Two students, Sergi Sauras (Barcelona, Spain) and Valentina Cabanzo (Caracas, Venezuela), are developing a project in partnership with a UK-based NGO, Globalteer, to offer children from Siem Reap, Cambodia an opportunity to learn from the values of sports and play.
Playing For A Goal is a sports workshop that will provide both children and trainers with the necessary tools and knowledge to co-design and execute a sustainable Sports Program for underprivileged children in Siem Reap.
The organizers say that the workshop will be focused on social learning and interaction with the community in Siem Reap and will provide necessary equipments and materials to organize sporting events and teach children about the importance of sports, teamwork and friendship, while promoting a healthy lifestyle.
An important part of the program is Goals For Girls, a section of the project that focuses on the empowerment of young women, not only through play, but also working with them to organize events and teach the youngest kids.
”The message is that sport does indeed have the ability to affect positive change and promote child development”, explains Sergi.
“Of course, it should not be seen as a silver bullet to the problem of poverty and disadvantage. Sports are a tool within a broader toolkit, but we believe that an inclusive program can bring together boys, girls, minorities, people with disabilities, and give them all an opportunity to work together for a goal,” adds Valentina.
“For many people around the world, sport and play are immediately and inextricably tied to the notion of childhood. Through play children explore, invent and create. They also develop social skills, learn to express their emotions, and gain confidence about their own capabilities. However, for many children in Siem Reap, the chance to learn and grow through sport and play is unavailable, robbing them of some of the most important experiences of childhood,” reads a press statement released by the duo.
Sergi and Valentina have set up a crowd-funding campaign and assert that everyone who supports the fundraising campaign will be giving more children the opportunity to join Playing For A Goal.
Read the story behind ‘Playing For A Goal’ below:
By Valentina Cabanzo
Playing for a Goal started last September with a huge desire of doing good and traveling around the world. After months of hard work and a lot of thought we had to choose where to go.

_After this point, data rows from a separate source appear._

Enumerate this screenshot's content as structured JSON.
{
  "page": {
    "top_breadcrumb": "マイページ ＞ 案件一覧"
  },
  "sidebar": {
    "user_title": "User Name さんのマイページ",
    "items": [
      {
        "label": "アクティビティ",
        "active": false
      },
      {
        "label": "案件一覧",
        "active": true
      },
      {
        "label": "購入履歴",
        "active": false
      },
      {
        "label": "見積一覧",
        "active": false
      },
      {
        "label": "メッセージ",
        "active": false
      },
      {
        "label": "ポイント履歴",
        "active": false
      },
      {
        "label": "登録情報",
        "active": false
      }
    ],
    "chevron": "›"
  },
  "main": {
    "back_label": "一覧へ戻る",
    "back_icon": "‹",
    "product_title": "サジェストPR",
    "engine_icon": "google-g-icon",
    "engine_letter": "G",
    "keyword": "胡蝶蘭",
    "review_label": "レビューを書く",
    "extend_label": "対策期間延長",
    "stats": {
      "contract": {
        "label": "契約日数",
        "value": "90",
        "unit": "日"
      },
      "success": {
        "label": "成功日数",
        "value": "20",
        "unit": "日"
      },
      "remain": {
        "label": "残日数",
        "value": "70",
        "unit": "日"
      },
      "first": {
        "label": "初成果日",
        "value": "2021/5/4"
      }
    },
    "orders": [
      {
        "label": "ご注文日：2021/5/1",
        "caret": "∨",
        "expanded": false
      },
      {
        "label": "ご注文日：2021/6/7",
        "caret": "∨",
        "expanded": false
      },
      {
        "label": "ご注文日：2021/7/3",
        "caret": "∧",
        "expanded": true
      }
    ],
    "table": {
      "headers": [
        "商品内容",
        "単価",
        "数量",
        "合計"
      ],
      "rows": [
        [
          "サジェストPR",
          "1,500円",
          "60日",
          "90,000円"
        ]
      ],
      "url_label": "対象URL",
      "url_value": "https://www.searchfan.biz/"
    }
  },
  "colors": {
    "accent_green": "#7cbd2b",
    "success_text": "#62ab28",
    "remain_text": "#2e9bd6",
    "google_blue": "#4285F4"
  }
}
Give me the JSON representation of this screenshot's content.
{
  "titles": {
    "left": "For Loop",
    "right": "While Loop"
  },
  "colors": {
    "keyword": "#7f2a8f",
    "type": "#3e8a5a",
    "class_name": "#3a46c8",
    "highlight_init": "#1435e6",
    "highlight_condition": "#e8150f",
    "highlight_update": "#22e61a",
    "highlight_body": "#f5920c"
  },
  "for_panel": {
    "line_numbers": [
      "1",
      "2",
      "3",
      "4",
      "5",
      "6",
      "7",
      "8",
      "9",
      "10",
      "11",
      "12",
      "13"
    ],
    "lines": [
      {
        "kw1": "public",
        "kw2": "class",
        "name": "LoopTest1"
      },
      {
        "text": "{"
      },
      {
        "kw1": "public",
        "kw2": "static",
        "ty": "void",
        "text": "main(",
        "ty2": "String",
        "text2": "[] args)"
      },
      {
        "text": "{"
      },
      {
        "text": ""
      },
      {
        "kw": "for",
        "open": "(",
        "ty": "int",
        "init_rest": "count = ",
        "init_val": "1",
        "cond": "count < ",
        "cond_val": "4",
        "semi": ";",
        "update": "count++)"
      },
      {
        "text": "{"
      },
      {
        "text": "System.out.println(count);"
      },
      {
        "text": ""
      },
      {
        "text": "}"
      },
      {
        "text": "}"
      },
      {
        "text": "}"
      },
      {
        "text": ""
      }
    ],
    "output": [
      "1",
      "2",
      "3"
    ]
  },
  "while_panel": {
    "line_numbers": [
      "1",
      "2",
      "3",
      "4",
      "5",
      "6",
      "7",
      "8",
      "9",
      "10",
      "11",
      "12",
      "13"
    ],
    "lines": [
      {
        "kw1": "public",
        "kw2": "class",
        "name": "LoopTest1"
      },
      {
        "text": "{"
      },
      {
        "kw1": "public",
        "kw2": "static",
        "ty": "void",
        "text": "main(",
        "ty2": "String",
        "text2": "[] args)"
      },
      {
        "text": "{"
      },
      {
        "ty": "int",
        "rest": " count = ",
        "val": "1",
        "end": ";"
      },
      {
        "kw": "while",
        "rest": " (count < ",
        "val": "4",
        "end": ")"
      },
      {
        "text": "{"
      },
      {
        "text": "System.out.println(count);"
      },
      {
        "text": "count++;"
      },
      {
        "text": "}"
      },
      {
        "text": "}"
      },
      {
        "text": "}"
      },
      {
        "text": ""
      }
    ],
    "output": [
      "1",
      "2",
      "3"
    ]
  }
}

It was never as difficult as this time! We were not choosing our next destination, we were choosing the next place where we would be making a small change, we were traveling with a purpose.
Sergi and I have a map on a wall where we pin all the places we’ve been to. South East Asia/South Asia didn’t even have a pin, so we had to do a lot of research on that area and we ended up with a list of 5 options:
After reading a lot about poverty and specific things that need a helpful hand we ended up even more lost, we wanted to do something in each of the cities we were reading about but of course…that was not an option, so we kept up the research and I happened to read a very informative -and eye opening- article that described Cambodia as a country with an incredible amount of orphans, who were not even orphans.
Yes, parents are basically forced to give away their children to orphanages because they are not able to sustain a family of many members. These children are sent to orphanages and, in some cases, the environment that surrounds them is even worse. Some of the people who run these orphanages make sure to keep these children in a bad state to keep the tourists flow and donations high. This creates a vicious circle where poverty, misery, and children become the biggest motor…and of course, education will never be part of their lives again.
We, travelers, have big part of the guilt in this situation since we travel uninformed and think we are doing good when in reality we are making this orphanage industry even bigger and worse.
After picturing ourselves sharing with these children and thinking that our project could become something harmful rather helpful we decided we had to do something legit, through a real NGO and it had to include children’s education.
That is how we found out about this beautiful country, famous for its great architecture and huge temples, that in reality is going through a lot of issues of poverty that seems to be aggravated by tourism.
Don’t forget that you can always be part of our project by donating to our fundraising campaign.
“Do what is right, come what may”